__Supplied records__
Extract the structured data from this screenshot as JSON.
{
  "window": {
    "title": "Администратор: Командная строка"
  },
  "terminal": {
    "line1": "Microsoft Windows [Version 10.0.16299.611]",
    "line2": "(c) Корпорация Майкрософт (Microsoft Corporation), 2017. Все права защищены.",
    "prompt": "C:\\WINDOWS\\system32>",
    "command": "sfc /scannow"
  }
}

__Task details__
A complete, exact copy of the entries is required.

__Reply__
Extract the structured data from this screenshot as JSON.
{
  "window": {
    "title": "Администратор: Командная строка"
  },
  "terminal": {
    "line1": "Microsoft Windows [Version 10.0.16299.611]",
    "line2": "(c) Корпорация Майкрософт (Microsoft Corporation), 2017. Все права защищены.",
    "prompt": "C:\\WINDOWS\\system32>",
    "command": "sfc /scannow"
  }
}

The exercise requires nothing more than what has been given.